As a dental hygienist, I have a responsibility to examine the head and neck area for any abnormalities. If any concerns are detected, I must refer the client to see a medical doctor. With a few particular clients, strongly following up with them to ensure they sought medical attention,for concerns detected during the head and neck exam, lead to a medical diagnosis that ultimately needed immediate attention and improved her overall health.
And again as a dental hygienist, diagnosing and treating gum disease has been always a fundamental part of my profession. However, being able to recognize and evaluate when oral health disease and gum disease may be related to systemic disease is paramount. For example, diabetes and gum disease have a strong correlation. Evaluating the persistence of gum disease along with other health factors and taking the appropriate steps to refer to a medical doctor when necessary has been gratifying. After referring my client to a medical doctor for possible systemic disease related to her chronic gingivitis, she was informed she was diabetic.She was not aware of her medical condition, since she had not seen a doctor in many years. Working together with my client and her medical doctor, we were able to help her oral health improve, become healthy and stable and bring healing to her overall health.
There is so much more to being a dental hygienist than cleaning (scaling) teeth. The gratification comes from recognizing and appreciating the entire patient during dental hygiene treatment and not just their teeth and gums.
iQuest Media: Thank you very much Pina Mazza for your valuable feedback and the success stories that you shared with us today.

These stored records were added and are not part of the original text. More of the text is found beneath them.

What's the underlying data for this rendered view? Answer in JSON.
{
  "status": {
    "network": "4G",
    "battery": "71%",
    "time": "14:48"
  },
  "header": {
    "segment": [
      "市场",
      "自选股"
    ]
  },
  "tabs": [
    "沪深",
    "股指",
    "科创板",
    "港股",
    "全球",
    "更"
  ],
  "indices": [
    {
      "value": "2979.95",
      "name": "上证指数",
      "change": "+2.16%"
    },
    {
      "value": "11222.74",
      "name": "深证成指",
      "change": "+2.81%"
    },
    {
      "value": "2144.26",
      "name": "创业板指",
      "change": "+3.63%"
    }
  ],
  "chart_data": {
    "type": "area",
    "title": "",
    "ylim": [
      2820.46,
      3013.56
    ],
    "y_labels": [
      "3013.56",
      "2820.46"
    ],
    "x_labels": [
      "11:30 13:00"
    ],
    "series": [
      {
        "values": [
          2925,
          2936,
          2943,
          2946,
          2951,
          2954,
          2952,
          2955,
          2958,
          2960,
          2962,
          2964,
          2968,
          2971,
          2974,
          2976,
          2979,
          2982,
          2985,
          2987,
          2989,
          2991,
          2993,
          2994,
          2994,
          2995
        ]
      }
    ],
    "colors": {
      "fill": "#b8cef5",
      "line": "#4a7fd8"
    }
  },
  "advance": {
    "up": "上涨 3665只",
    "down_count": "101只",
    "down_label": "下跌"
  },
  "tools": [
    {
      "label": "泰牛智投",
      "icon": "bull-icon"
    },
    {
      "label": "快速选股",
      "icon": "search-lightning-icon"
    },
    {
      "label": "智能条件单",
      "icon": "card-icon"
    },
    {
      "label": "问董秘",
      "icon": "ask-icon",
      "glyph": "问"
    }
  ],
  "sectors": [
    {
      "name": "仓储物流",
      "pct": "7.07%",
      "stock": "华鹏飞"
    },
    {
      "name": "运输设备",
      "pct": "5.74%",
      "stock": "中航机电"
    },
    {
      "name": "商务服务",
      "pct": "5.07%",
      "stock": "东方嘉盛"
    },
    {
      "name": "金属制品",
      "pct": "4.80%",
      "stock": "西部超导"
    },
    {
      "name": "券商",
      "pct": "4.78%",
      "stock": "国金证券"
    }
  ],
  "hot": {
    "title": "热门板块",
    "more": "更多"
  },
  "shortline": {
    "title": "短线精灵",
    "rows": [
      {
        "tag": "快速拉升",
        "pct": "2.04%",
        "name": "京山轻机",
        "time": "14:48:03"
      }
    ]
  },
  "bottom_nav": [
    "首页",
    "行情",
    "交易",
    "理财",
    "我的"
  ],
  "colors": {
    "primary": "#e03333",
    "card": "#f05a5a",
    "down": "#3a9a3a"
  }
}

To book your dental cleaning appointment, contact your Vaughan Dental Hygiene clinic today!